▶ **WHAT THIS TASK INVOLVES**: Retype the entries below word for word, leaving none out.

[[ INPUT DATA, beginning ]]

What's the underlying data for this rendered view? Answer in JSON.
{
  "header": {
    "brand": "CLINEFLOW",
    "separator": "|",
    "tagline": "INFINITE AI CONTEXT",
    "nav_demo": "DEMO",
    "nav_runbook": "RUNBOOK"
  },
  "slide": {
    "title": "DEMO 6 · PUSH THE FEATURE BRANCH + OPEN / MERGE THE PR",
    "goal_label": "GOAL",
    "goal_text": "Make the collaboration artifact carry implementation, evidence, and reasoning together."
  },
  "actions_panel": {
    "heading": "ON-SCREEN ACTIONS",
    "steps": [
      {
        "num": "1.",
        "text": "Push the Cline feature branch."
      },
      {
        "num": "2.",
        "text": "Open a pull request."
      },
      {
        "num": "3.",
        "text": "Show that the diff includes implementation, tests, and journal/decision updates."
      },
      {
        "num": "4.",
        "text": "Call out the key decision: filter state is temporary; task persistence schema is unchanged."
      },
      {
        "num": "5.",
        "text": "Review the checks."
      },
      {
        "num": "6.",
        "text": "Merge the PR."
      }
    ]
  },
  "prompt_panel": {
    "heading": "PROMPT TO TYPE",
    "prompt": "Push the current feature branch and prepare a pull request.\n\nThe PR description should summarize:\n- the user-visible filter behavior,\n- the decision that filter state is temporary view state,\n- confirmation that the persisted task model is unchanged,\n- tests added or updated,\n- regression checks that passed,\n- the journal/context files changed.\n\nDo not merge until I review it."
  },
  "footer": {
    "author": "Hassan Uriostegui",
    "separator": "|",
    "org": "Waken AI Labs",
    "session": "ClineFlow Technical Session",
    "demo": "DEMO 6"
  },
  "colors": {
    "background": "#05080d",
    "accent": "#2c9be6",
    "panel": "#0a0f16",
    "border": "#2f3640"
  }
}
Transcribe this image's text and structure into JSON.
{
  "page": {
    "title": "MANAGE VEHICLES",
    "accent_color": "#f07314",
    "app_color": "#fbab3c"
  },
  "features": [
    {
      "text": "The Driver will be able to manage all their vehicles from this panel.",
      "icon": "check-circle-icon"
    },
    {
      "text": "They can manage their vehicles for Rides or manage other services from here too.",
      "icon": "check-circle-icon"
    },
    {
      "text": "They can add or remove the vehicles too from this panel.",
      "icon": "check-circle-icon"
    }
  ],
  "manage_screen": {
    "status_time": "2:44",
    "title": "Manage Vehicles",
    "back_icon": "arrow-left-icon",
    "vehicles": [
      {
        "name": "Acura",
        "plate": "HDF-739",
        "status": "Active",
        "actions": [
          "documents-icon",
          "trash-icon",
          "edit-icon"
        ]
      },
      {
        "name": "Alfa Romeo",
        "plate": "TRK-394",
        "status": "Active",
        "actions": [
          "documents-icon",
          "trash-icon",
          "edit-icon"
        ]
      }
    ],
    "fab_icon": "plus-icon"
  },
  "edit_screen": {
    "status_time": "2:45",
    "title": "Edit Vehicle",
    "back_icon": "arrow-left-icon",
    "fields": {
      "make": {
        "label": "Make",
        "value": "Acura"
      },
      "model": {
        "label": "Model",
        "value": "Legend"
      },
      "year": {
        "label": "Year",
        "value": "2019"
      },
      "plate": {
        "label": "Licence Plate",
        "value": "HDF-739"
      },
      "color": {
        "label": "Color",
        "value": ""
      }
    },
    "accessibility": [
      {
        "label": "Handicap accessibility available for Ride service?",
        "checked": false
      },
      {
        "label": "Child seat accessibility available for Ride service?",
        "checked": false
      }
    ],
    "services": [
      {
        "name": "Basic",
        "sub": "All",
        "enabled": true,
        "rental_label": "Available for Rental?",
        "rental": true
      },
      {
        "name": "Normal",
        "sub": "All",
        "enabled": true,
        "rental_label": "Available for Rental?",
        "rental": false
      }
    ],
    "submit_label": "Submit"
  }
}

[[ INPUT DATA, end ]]

▶ **RESULT BELOW**:
What's the underlying data for this rendered view? Answer in JSON.
{
  "header": {
    "brand": "CLINEFLOW",
    "separator": "|",
    "tagline": "INFINITE AI CONTEXT",
    "nav_demo": "DEMO",
    "nav_runbook": "RUNBOOK"
  },
  "slide": {
    "title": "DEMO 6 · PUSH THE FEATURE BRANCH + OPEN / MERGE THE PR",
    "goal_label": "GOAL",
    "goal_text": "Make the collaboration artifact carry implementation, evidence, and reasoning together."
  },
  "actions_panel": {
    "heading": "ON-SCREEN ACTIONS",
    "steps": [
      {
        "num": "1.",
        "text": "Push the Cline feature branch."
      },
      {
        "num": "2.",
        "text": "Open a pull request."
      },
      {
        "num": "3.",
        "text": "Show that the diff includes implementation, tests, and journal/decision updates."
      },
      {
        "num": "4.",
        "text": "Call out the key decision: filter state is temporary; task persistence schema is unchanged."
      },
      {
        "num": "5.",
        "text": "Review the checks."
      },
      {
        "num": "6.",
        "text": "Merge the PR."
      }
    ]
  },
  "prompt_panel": {
    "heading": "PROMPT TO TYPE",
    "prompt": "Push the current feature branch and prepare a pull request.\n\nThe PR description should summarize:\n- the user-visible filter behavior,\n- the decision that filter state is temporary view state,\n- confirmation that the persisted task model is unchanged,\n- tests added or updated,\n- regression checks that passed,\n- the journal/context files changed.\n\nDo not merge until I review it."
  },
  "footer": {
    "author": "Hassan Uriostegui",
    "separator": "|",
    "org": "Waken AI Labs",
    "session": "ClineFlow Technical Session",
    "demo": "DEMO 6"
  },
  "colors": {
    "background": "#05080d",
    "accent": "#2c9be6",
    "panel": "#0a0f16",
    "border": "#2f3640"
  }
}
Transcribe this image's text and structure into JSON.
{
  "page": {
    "title": "MANAGE VEHICLES",
    "accent_color": "#f07314",
    "app_color": "#fbab3c"
  },
  "features": [
    {
      "text": "The Driver will be able to manage all their vehicles from this panel.",
      "icon": "check-circle-icon"
    },
    {
      "text": "They can manage their vehicles for Rides or manage other services from here too.",
      "icon": "check-circle-icon"
    },
    {
      "text": "They can add or remove the vehicles too from this panel.",
      "icon": "check-circle-icon"
    }
  ],
  "manage_screen": {
    "status_time": "2:44",
    "title": "Manage Vehicles",
    "back_icon": "arrow-left-icon",
    "vehicles": [
      {
        "name": "Acura",
        "plate": "HDF-739",
        "status": "Active",
        "actions": [
          "documents-icon",
          "trash-icon",
          "edit-icon"
        ]
      },
      {
        "name": "Alfa Romeo",
        "plate": "TRK-394",
        "status": "Active",
        "actions": [
          "documents-icon",
          "trash-icon",
          "edit-icon"
        ]
      }
    ],
    "fab_icon": "plus-icon"
  },
  "edit_screen": {
    "status_time": "2:45",
    "title": "Edit Vehicle",
    "back_icon": "arrow-left-icon",
    "fields": {
      "make": {
        "label": "Make",
        "value": "Acura"
      },
      "model": {
        "label": "Model",
        "value": "Legend"
      },
      "year": {
        "label": "Year",
        "value": "2019"
      },
      "plate": {
        "label": "Licence Plate",
        "value": "HDF-739"
      },
      "color": {
        "label": "Color",
        "value": ""
      }
    },
    "accessibility": [
      {
        "label": "Handicap accessibility available for Ride service?",
        "checked": false
      },
      {
        "label": "Child seat accessibility available for Ride service?",
        "checked": false
      }
    ],
    "services": [
      {
        "name": "Basic",
        "sub": "All",
        "enabled": true,
        "rental_label": "Available for Rental?",
        "rental": true
      },
      {
        "name": "Normal",
        "sub": "All",
        "enabled": true,
        "rental_label": "Available for Rental?",
        "rental": false
      }
    ],
    "submit_label": "Submit"
  }
}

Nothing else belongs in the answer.